I also stumbled across on Google something called the “Dry-cleaning and Laundry Institute.” At first, I thought it was a place dry-cleaners went after they had had it. But no, this is the dry-cleaning governing body for the world. It’s not just for the US. If there’s a shirt that needs cleaning in Fiji, these schmucks oversee it. My favorite part of this organization is that once you become a member for $45 dollars a month, you get access to something they call “garment analysis” (for $36/garment). This service is basically so, when they ruin your favorite dress, they send it to this “place” and I imagine something happens like this:
Basically, the DLI is a membership organization to help dry-cleaners cover their ass when they screw up. Brilliant! Instead of inventing ways to not screw up, they invented a phony Org, made it look official and charged a fee. Honestly, I would have been less shocked if you could have a dry-cleaner whacked for a fee.
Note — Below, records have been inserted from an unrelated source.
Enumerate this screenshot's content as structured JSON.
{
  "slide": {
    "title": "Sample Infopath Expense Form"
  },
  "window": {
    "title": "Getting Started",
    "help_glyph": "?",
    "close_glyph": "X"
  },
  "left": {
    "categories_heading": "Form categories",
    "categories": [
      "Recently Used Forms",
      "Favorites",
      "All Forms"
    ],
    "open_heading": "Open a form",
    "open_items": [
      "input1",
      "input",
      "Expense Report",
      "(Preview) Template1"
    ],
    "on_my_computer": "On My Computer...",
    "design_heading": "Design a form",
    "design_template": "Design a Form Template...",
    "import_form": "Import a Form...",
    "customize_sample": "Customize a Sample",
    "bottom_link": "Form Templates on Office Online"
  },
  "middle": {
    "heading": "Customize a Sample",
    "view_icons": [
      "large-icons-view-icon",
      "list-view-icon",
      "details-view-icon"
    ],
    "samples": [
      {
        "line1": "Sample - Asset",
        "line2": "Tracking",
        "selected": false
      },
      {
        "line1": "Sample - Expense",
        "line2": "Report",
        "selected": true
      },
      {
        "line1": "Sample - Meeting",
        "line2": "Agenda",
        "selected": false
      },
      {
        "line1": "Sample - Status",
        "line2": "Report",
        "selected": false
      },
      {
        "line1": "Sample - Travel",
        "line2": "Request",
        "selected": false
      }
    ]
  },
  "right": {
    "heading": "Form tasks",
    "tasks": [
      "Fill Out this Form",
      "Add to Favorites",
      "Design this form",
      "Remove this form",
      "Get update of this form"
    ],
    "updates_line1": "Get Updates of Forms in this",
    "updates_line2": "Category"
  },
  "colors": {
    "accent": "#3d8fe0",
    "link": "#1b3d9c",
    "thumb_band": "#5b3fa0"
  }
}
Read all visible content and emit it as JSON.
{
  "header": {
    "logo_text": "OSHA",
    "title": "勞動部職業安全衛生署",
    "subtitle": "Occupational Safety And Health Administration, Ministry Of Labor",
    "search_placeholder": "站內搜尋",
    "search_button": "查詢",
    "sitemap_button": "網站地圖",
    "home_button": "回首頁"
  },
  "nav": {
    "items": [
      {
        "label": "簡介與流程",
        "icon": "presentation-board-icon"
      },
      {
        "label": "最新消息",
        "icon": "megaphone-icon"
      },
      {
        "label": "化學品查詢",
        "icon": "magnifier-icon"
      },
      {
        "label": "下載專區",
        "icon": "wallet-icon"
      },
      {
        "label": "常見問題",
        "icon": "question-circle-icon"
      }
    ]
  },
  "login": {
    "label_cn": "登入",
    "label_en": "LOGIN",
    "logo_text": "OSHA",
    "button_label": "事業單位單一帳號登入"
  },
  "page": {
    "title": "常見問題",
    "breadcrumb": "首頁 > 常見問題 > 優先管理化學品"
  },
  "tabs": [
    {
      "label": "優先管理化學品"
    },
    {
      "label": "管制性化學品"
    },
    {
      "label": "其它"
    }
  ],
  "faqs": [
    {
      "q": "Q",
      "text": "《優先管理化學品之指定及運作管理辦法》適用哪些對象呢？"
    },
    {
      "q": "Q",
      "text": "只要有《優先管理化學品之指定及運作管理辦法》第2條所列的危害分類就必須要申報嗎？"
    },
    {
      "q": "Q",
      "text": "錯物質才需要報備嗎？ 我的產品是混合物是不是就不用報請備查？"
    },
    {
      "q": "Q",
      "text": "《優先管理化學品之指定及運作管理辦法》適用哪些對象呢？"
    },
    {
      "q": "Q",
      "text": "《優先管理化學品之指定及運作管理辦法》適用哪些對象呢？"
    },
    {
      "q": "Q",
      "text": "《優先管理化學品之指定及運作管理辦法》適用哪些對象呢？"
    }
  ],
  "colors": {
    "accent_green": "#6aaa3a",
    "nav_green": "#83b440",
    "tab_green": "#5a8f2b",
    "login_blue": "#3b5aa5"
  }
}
Maybe it’s time we looked at the necessity of dry-cleaners as a whole. I mean, they helped George Jefferson, and that’s about it. Except for stains, what do they really do except fill your house with suffocating plastic bags and useless wire hangers. I’m pretty sure the stuff I dropped off last Tuesday was clean. In five days they are going to hand it back to me “clean.” They did nothing. The follow up to this uselessness will be ready next Wednesday sometime after 5. But we close at 6, so you better hurry.